The sublevels, and by extension the game's Chapters, get progressively harder as more mechanics and obstacles are introduced, and the use of these elements merge and flow together the closer the player gets to the summit. Towards the endgame, Celeste introduces many more moves that use various combinations of the basic three moves (jumping, climbing, and dashing) in tandem; these techniques are explored in detail on the Moves page.




The original Celeste (now called Celeste Classic[2] and appearing as a mini-game in the full Celeste game[6]) was developed in Pico-8 by Noel Berry and Maddy Thorson for a game jam over the course of 4 days. This game had 30 segments, with a total of 18 collectable strawberries.[7] The game now referred to as Celeste was first playable at PAX West 2016,[2] and the game itself was released January 25, 2018.[3]

In December 2018, Thorson officially announced that Celeste would get a set of "farewell levels", which would be ready in early 2019.[8] In January 2019, Thorson stated the new levels would consist of a single chapter with no alternate sides or strawberries.[9] In April 2019, Thorson revealed that the chapter would be called Farewell, and would be a free DLC update on all platforms.[10] In May 2019, Berry added that the chapter has something to do with the Bird, but did not add further details.[11] The final chapter was finally released in an update on the 9th of September 2019. The Pico-8 game’s code can be found on Github.


Celeste garnered positive reception from multiple review studios. IGN, the game's first reviewer, gave the game a 10/10,[12] Polygon rated Celeste an 8/10,[13] and the current standing on Metacritic is averaged 91% across its platforms, with an average user score of 7.3/10.[14]

Celeste also was nominated for Game of the Year, next to God of War (the winner), Spider-Man, Red Dead Redemption 2, Assassin's Creed: Odyssey, and Monster Hunter World.

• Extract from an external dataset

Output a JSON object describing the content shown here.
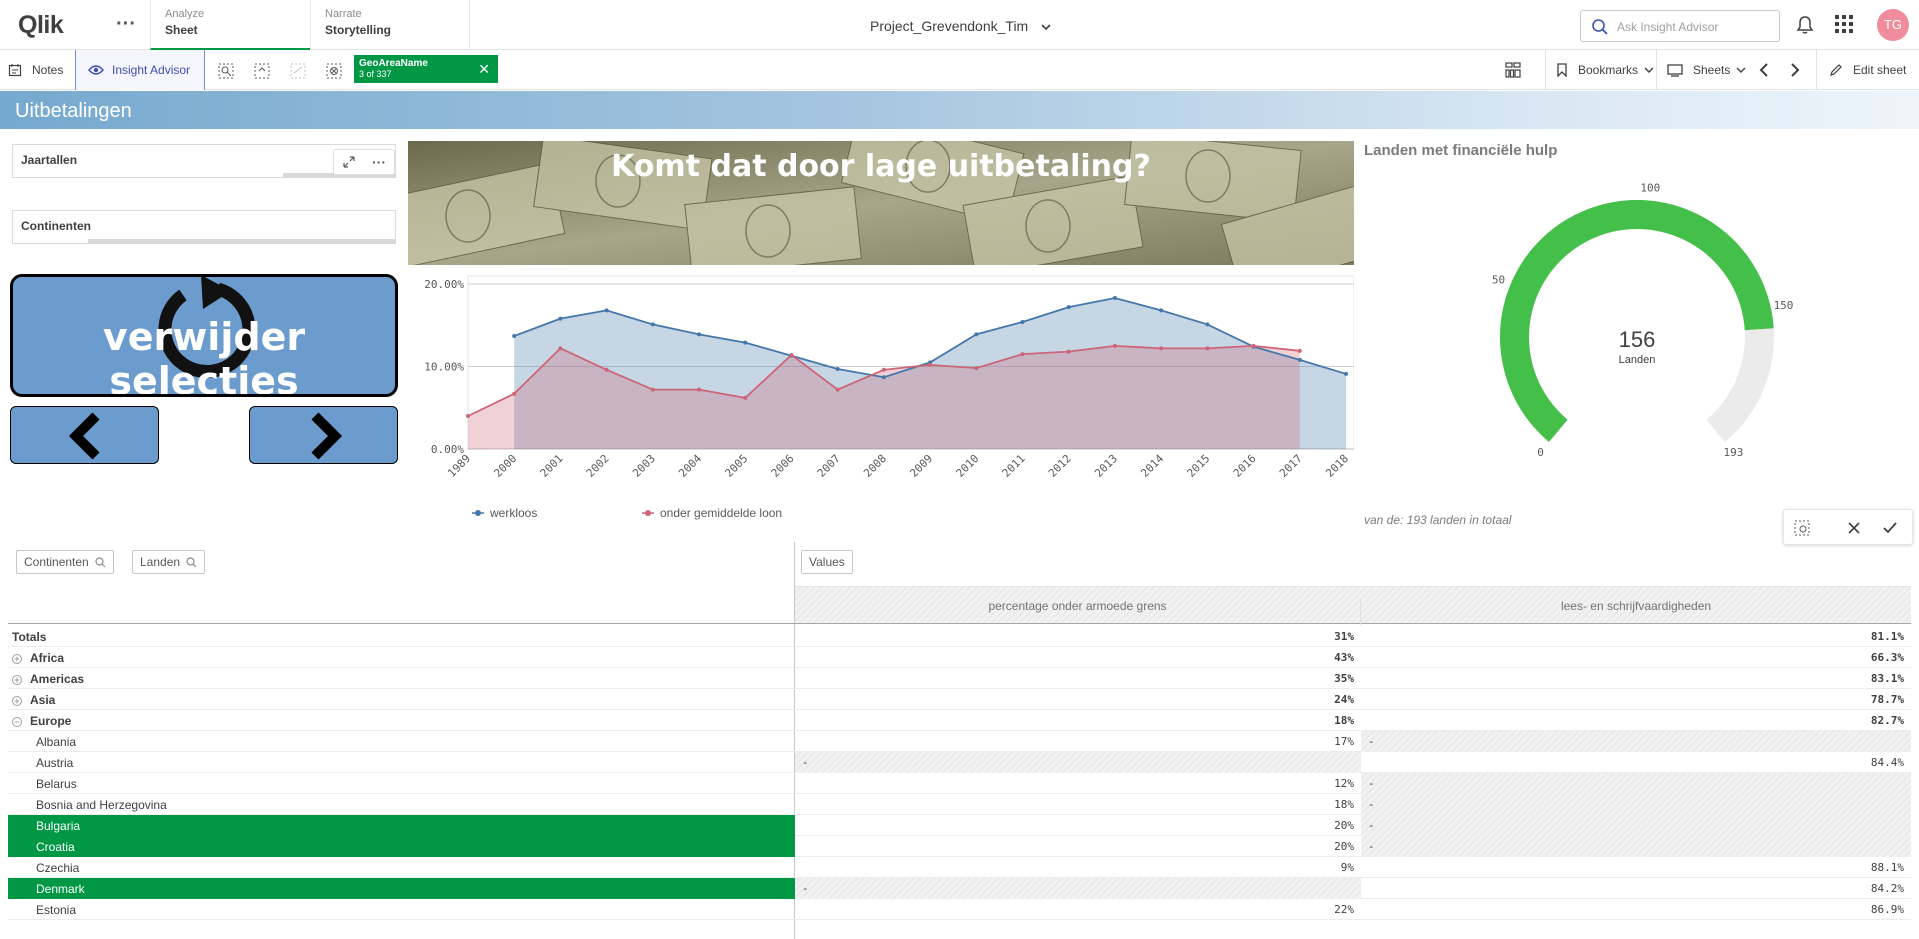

Most notably though, this game has been received as though it was a love-letter to speedrunners. It became a common appearance at GDQ quite quickly, having 4 runs between 3 GDQs (two TAS, two human)[15]. On speedrun.com, this game often sits in the top ten most active speed games.[16] As of September 2019, Celeste had the most active players on all of Speedrun.com.[17]

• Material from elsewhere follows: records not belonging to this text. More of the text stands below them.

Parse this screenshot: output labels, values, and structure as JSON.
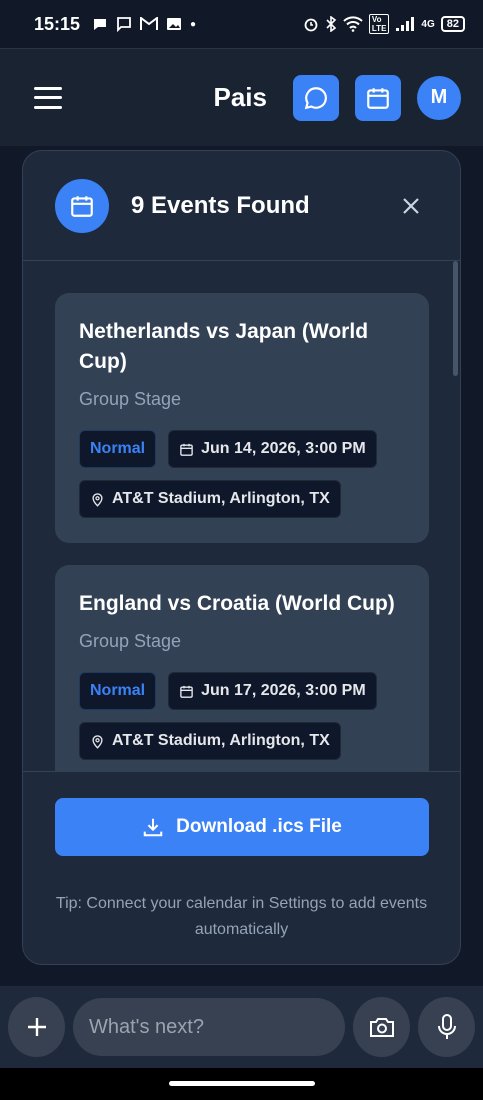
{
  "status_bar": {
    "time": "15:15",
    "battery": "82",
    "network": "4G"
  },
  "header": {
    "title": "Pais",
    "avatar_initial": "M"
  },
  "modal": {
    "title": "9 Events Found",
    "events": [
      {
        "title": "Netherlands vs Japan (World Cup)",
        "stage": "Group Stage",
        "priority": "Normal",
        "datetime": "Jun 14, 2026, 3:00 PM",
        "location": "AT&T Stadium, Arlington, TX"
      },
      {
        "title": "England vs Croatia (World Cup)",
        "stage": "Group Stage",
        "priority": "Normal",
        "datetime": "Jun 17, 2026, 3:00 PM",
        "location": "AT&T Stadium, Arlington, TX"
      }
    ],
    "download_label": "Download .ics File",
    "tip": "Tip: Connect your calendar in Settings to add events automatically"
  },
  "composer": {
    "placeholder": "What's next?"
  },
  "colors": {
    "accent": "#3b82f6",
    "background": "#111827",
    "card": "#334155",
    "panel": "#1e293b"
  }
}
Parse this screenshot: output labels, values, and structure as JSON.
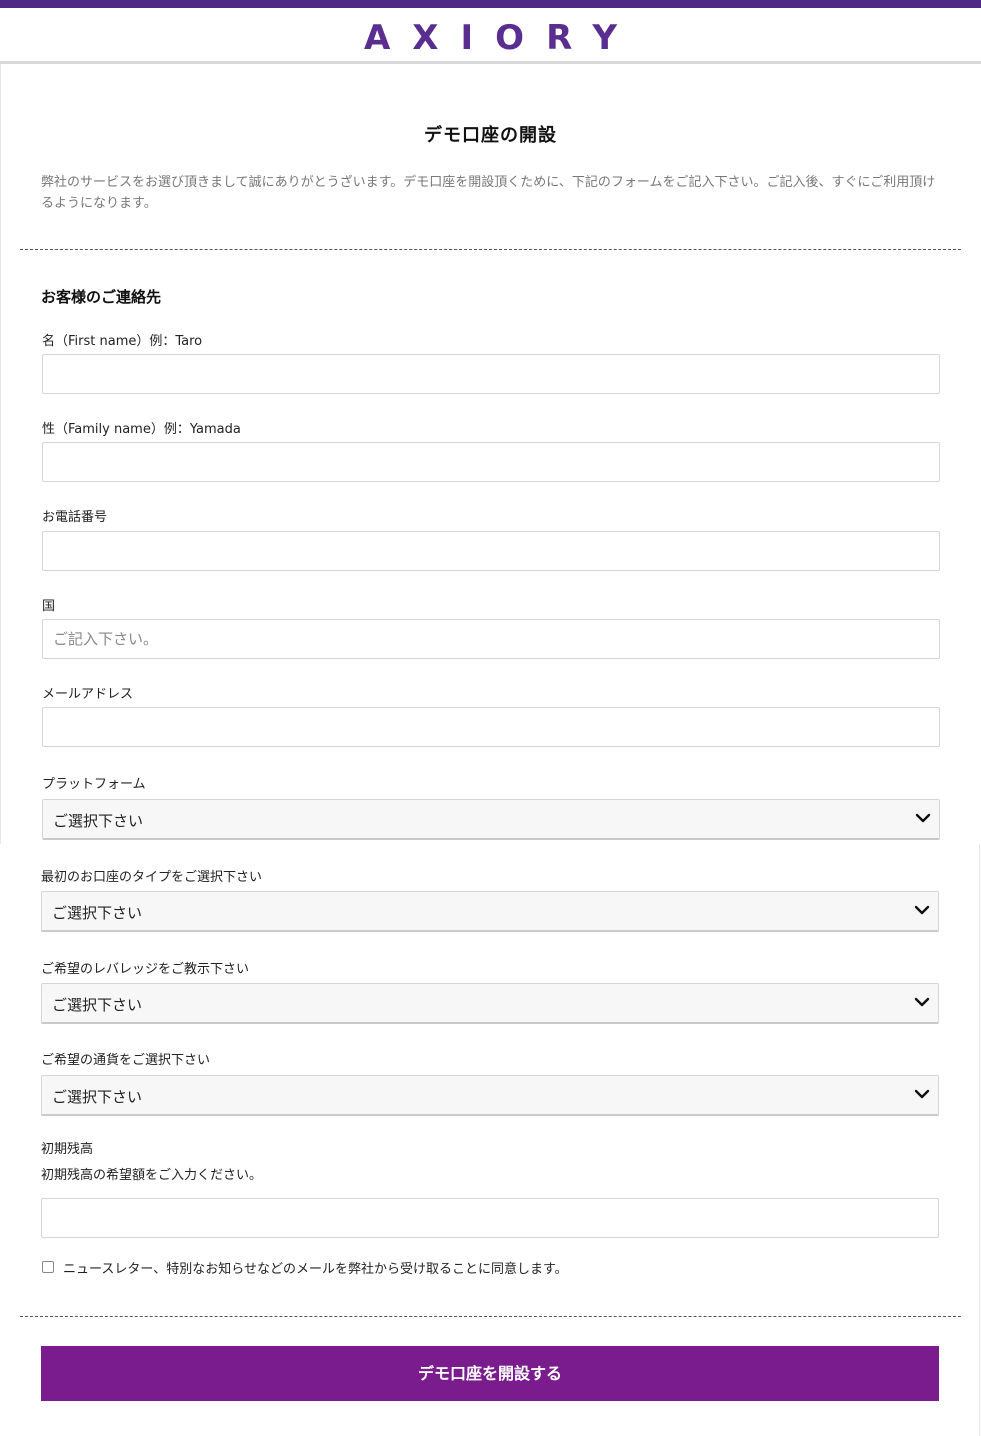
{
  "brand": {
    "logo_text": "AXIORY",
    "accent": "#4e2a84",
    "button_color": "#7b1c8e"
  },
  "page": {
    "title": "デモ口座の開設",
    "intro": "弊社のサービスをお選び頂きまして誠にありがとうざいます。デモ口座を開設頂くために、下記のフォームをご記入下さい。ご記入後、すぐにご利用頂けるようになります。"
  },
  "contact": {
    "section_title": "お客様のご連絡先"
  },
  "fields": {
    "first_name": {
      "label": "名（First name）例：Taro",
      "value": "",
      "placeholder": ""
    },
    "family_name": {
      "label": "性（Family name）例：Yamada",
      "value": "",
      "placeholder": ""
    },
    "phone": {
      "label": "お電話番号",
      "value": "",
      "placeholder": ""
    },
    "country": {
      "label": "国",
      "value": "",
      "placeholder": "ご記入下さい。"
    },
    "email": {
      "label": "メールアドレス",
      "value": "",
      "placeholder": ""
    },
    "platform": {
      "label": "プラットフォーム",
      "selected": "ご選択下さい"
    },
    "account_type": {
      "label": "最初のお口座のタイプをご選択下さい",
      "selected": "ご選択下さい"
    },
    "leverage": {
      "label": "ご希望のレバレッジをご教示下さい",
      "selected": "ご選択下さい"
    },
    "currency": {
      "label": "ご希望の通貨をご選択下さい",
      "selected": "ご選択下さい"
    },
    "initial_balance": {
      "label": "初期残高",
      "help": "初期残高の希望額をご入力ください。",
      "value": "",
      "placeholder": ""
    }
  },
  "newsletter": {
    "label": "ニュースレター、特別なお知らせなどのメールを弊社から受け取ることに同意します。",
    "checked": false
  },
  "submit": {
    "label": "デモ口座を開設する"
  },
  "icons": {
    "select_arrow": "chevron-down-icon",
    "checkbox": "checkbox-icon"
  }
}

Many people who have played this game have noted that it is a fantastic analogue for depression and anxiety. Jirard Khalil (host of the Completionist) stated, "It's not the first video game about mental health, [and it's] not the first to use a mountain as a metaphor for one's personal struggles, but that doesn't matter because Celeste just knocks it right out of the park. [...] Now obviously, no two people are going to have the exact same experience when it comes to mental illness, [...] but it absolutely nails the feeling of trying to take care of your own mental and emotional health."[18]


  • Noel Berry has stated that the name of the setting was chosen when Berry googled British Columbian mountains; the team chose Mount Celeste as they liked the name of it, despite not knowing much about the mountain at the time.[19]